Work order >>
Gather all lines in the entries that include the word "pair".

Entries provided >>
⁂
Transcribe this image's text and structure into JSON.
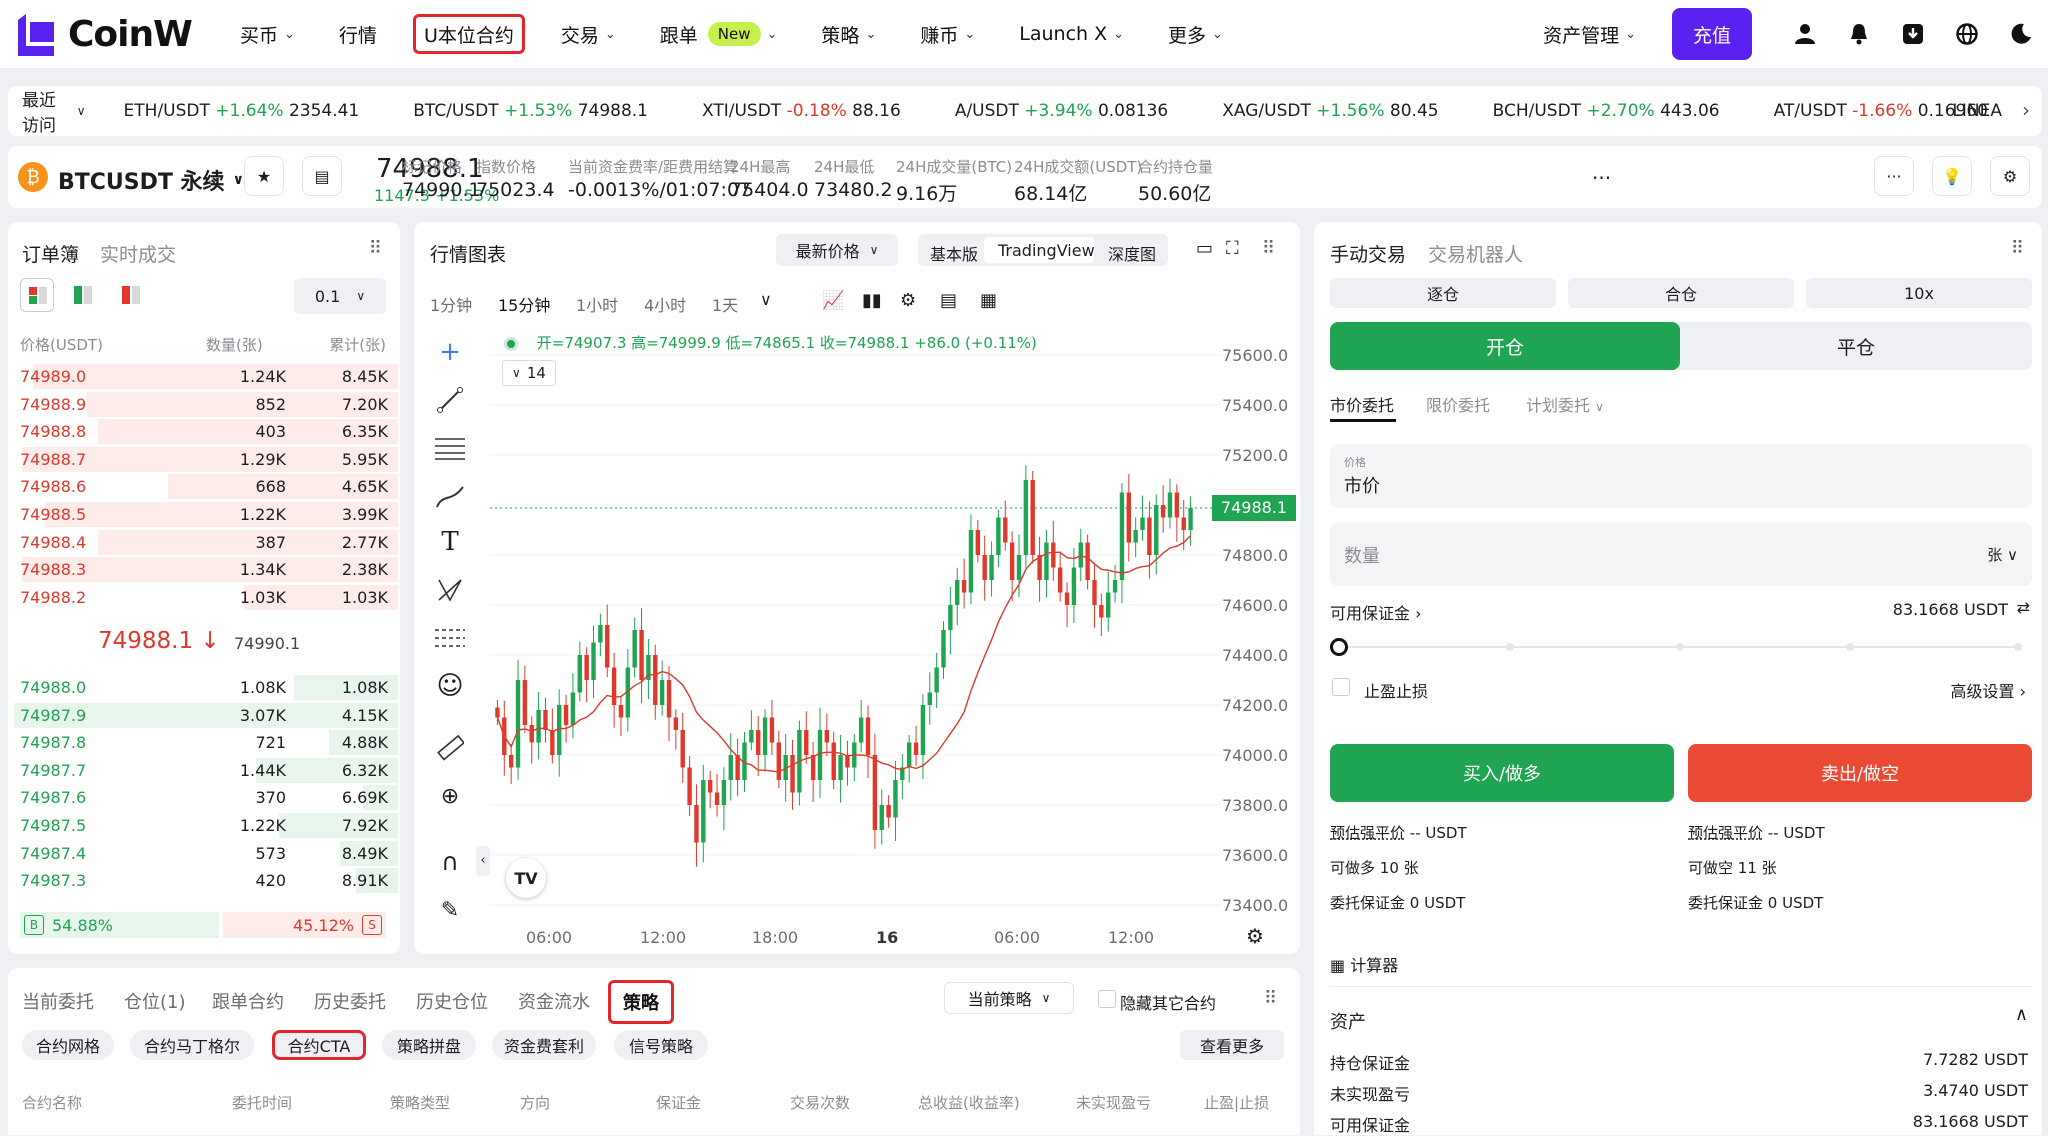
{
  "nav": {
    "brand": "CoinW",
    "items": [
      {
        "label": "买币",
        "chevron": true
      },
      {
        "label": "行情",
        "chevron": false
      },
      {
        "label": "U本位合约",
        "chevron": false,
        "highlight": true
      },
      {
        "label": "交易",
        "chevron": true
      },
      {
        "label": "跟单",
        "chevron": true,
        "badge": "New"
      },
      {
        "label": "策略",
        "chevron": true
      },
      {
        "label": "赚币",
        "chevron": true
      },
      {
        "label": "Launch X",
        "chevron": true
      },
      {
        "label": "更多",
        "chevron": true
      }
    ],
    "assets": "资产管理",
    "deposit": "充值",
    "icons": [
      "user-icon",
      "bell-icon",
      "download-icon",
      "globe-icon",
      "moon-icon"
    ],
    "accent": "#5b21f0"
  },
  "ticker": {
    "recent": "最近访问",
    "items": [
      {
        "pair": "ETH/USDT",
        "change": "+1.64%",
        "price": "2354.41",
        "dir": "up"
      },
      {
        "pair": "BTC/USDT",
        "change": "+1.53%",
        "price": "74988.1",
        "dir": "up"
      },
      {
        "pair": "XTI/USDT",
        "change": "-0.18%",
        "price": "88.16",
        "dir": "down"
      },
      {
        "pair": "A/USDT",
        "change": "+3.94%",
        "price": "0.08136",
        "dir": "up"
      },
      {
        "pair": "XAG/USDT",
        "change": "+1.56%",
        "price": "80.45",
        "dir": "up"
      },
      {
        "pair": "BCH/USDT",
        "change": "+2.70%",
        "price": "443.06",
        "dir": "up"
      },
      {
        "pair": "AT/USDT",
        "change": "-1.66%",
        "price": "0.16960",
        "dir": "down"
      }
    ],
    "overflow": "LINEA"
  },
  "header": {
    "symbol": "BTCUSDT 永续",
    "coin_letter": "₿",
    "last_price": "74988.1",
    "change": "1147.3 +1.53%",
    "stats": [
      {
        "label": "标记价格",
        "value": "74990.1"
      },
      {
        "label": "指数价格",
        "value": "75023.4"
      },
      {
        "label": "当前资金费率/距费用结算",
        "value": "-0.0013%/01:07:07"
      },
      {
        "label": "24H最高",
        "value": "75404.0"
      },
      {
        "label": "24H最低",
        "value": "73480.2"
      },
      {
        "label": "24H成交量(BTC)",
        "value": "9.16万"
      },
      {
        "label": "24H成交额(USDT)",
        "value": "68.14亿"
      },
      {
        "label": "合约持仓量",
        "value": "50.60亿"
      }
    ],
    "more": "..."
  },
  "orderbook": {
    "tab_active": "订单簿",
    "tab_other": "实时成交",
    "precision": "0.1",
    "columns": [
      "价格(USDT)",
      "数量(张)",
      "累计(张)"
    ],
    "asks": [
      {
        "price": "74989.0",
        "qty": "1.24K",
        "total": "8.45K",
        "depth": 0.95
      },
      {
        "price": "74988.9",
        "qty": "852",
        "total": "7.20K",
        "depth": 0.81
      },
      {
        "price": "74988.8",
        "qty": "403",
        "total": "6.35K",
        "depth": 0.78
      },
      {
        "price": "74988.7",
        "qty": "1.29K",
        "total": "5.95K",
        "depth": 0.98
      },
      {
        "price": "74988.6",
        "qty": "668",
        "total": "4.65K",
        "depth": 0.6
      },
      {
        "price": "74988.5",
        "qty": "1.22K",
        "total": "3.99K",
        "depth": 0.92
      },
      {
        "price": "74988.4",
        "qty": "387",
        "total": "2.77K",
        "depth": 0.78
      },
      {
        "price": "74988.3",
        "qty": "1.34K",
        "total": "2.38K",
        "depth": 0.98
      },
      {
        "price": "74988.2",
        "qty": "1.03K",
        "total": "1.03K",
        "depth": 0.4
      }
    ],
    "mid_price": "74988.1",
    "mid_arrow": "↓",
    "mark_price": "74990.1",
    "bids": [
      {
        "price": "74988.0",
        "qty": "1.08K",
        "total": "1.08K",
        "depth": 0.27
      },
      {
        "price": "74987.9",
        "qty": "3.07K",
        "total": "4.15K",
        "depth": 1.0
      },
      {
        "price": "74987.8",
        "qty": "721",
        "total": "4.88K",
        "depth": 0.18
      },
      {
        "price": "74987.7",
        "qty": "1.44K",
        "total": "6.32K",
        "depth": 0.37
      },
      {
        "price": "74987.6",
        "qty": "370",
        "total": "6.69K",
        "depth": 0.09
      },
      {
        "price": "74987.5",
        "qty": "1.22K",
        "total": "7.92K",
        "depth": 0.31
      },
      {
        "price": "74987.4",
        "qty": "573",
        "total": "8.49K",
        "depth": 0.15
      },
      {
        "price": "74987.3",
        "qty": "420",
        "total": "8.91K",
        "depth": 0.11
      }
    ],
    "buy_ratio_label": "B",
    "buy_ratio": "54.88%",
    "sell_ratio": "45.12%",
    "sell_ratio_label": "S"
  },
  "chart": {
    "title": "行情图表",
    "price_type": "最新价格",
    "views": [
      "基本版",
      "TradingView",
      "深度图"
    ],
    "active_view": "TradingView",
    "intervals": [
      "1分钟",
      "15分钟",
      "1小时",
      "4小时",
      "1天"
    ],
    "active_interval": "15分钟",
    "ohlc": "开=74907.3  高=74999.9  低=74865.1  收=74988.1  +86.0 (+0.11%)",
    "ma_period": "14",
    "tv_logo": "TV",
    "last_label": "74988.1"
  },
  "chart_data": {
    "type": "candlestick",
    "ylim": [
      73300,
      75700
    ],
    "yticks": [
      "75600.0",
      "75400.0",
      "75200.0",
      "75000.0",
      "74800.0",
      "74600.0",
      "74400.0",
      "74200.0",
      "74000.0",
      "73800.0",
      "73600.0",
      "73400.0"
    ],
    "xticks": [
      "06:00",
      "12:00",
      "18:00",
      "16",
      "06:00",
      "12:00"
    ],
    "last_price": 74988.1,
    "series": [
      {
        "name": "close",
        "values": [
          74150,
          74000,
          73950,
          74300,
          74120,
          74050,
          74180,
          74100,
          74000,
          74200,
          74120,
          74250,
          74400,
          74300,
          74450,
          74520,
          74350,
          74200,
          74150,
          74350,
          74500,
          74300,
          74400,
          74200,
          74300,
          74150,
          74100,
          73950,
          73800,
          73650,
          73900,
          73850,
          73800,
          73900,
          74000,
          73900,
          74050,
          74100,
          74000,
          74150,
          74050,
          73900,
          74000,
          73850,
          74100,
          74000,
          73900,
          74100,
          74050,
          73900,
          74000,
          73950,
          74050,
          74150,
          74000,
          73700,
          73800,
          73750,
          73900,
          73950,
          74050,
          74000,
          74200,
          74250,
          74350,
          74500,
          74600,
          74700,
          74650,
          74900,
          74800,
          74700,
          74800,
          74950,
          74850,
          74700,
          74800,
          75100,
          74800,
          74700,
          74850,
          74750,
          74650,
          74600,
          74750,
          74850,
          74700,
          74600,
          74550,
          74650,
          74700,
          75050,
          74850,
          74900,
          74950,
          74800,
          75000,
          74950,
          75050,
          74950,
          74900,
          74988
        ]
      }
    ]
  },
  "trade": {
    "tab_active": "手动交易",
    "tab_other": "交易机器人",
    "margin_modes": [
      "逐仓",
      "合仓",
      "10x"
    ],
    "open_label": "开仓",
    "close_label": "平仓",
    "order_types": [
      "市价委托",
      "限价委托",
      "计划委托"
    ],
    "price_label": "价格",
    "price_value": "市价",
    "qty_placeholder": "数量",
    "qty_unit": "张",
    "avail_label": "可用保证金",
    "avail_value": "83.1668 USDT",
    "slider_pct": 0,
    "tpsl_label": "止盈止损",
    "advanced": "高级设置",
    "buy_label": "买入/做多",
    "sell_label": "卖出/做空",
    "buy_info": [
      {
        "k": "预估强平价",
        "v": "-- USDT"
      },
      {
        "k": "可做多",
        "v": "10 张"
      },
      {
        "k": "委托保证金",
        "v": "0 USDT"
      }
    ],
    "sell_info": [
      {
        "k": "预估强平价",
        "v": "-- USDT"
      },
      {
        "k": "可做空",
        "v": "11 张"
      },
      {
        "k": "委托保证金",
        "v": "0 USDT"
      }
    ],
    "calculator": "计算器",
    "assets_title": "资产",
    "assets": [
      {
        "k": "持仓保证金",
        "v": "7.7282 USDT"
      },
      {
        "k": "未实现盈亏",
        "v": "3.4740 USDT"
      },
      {
        "k": "可用保证金",
        "v": "83.1668 USDT"
      }
    ],
    "buy_color": "#1fa451",
    "sell_color": "#ea4a34"
  },
  "bottom": {
    "tabs": [
      "当前委托",
      "仓位(1)",
      "跟单合约",
      "历史委托",
      "历史仓位",
      "资金流水",
      "策略"
    ],
    "active_tab": "策略",
    "filter": "当前策略",
    "hide_label": "隐藏其它合约",
    "subtabs": [
      "合约网格",
      "合约马丁格尔",
      "合约CTA",
      "策略拼盘",
      "资金费套利",
      "信号策略"
    ],
    "active_subtab": "合约CTA",
    "more_btn": "查看更多",
    "columns": [
      "合约名称",
      "委托时间",
      "策略类型",
      "方向",
      "保证金",
      "交易次数",
      "总收益(收益率)",
      "未实现盈亏",
      "止盈|止损"
    ]
  }
}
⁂
Response area >>
        "pair": "ETH/USDT",
        "pair": "BTC/USDT",
        "pair": "XTI/USDT",
        "pair": "A/USDT",
        "pair": "XAG/USDT",
        "pair": "BCH/USDT",
        "pair": "AT/USDT",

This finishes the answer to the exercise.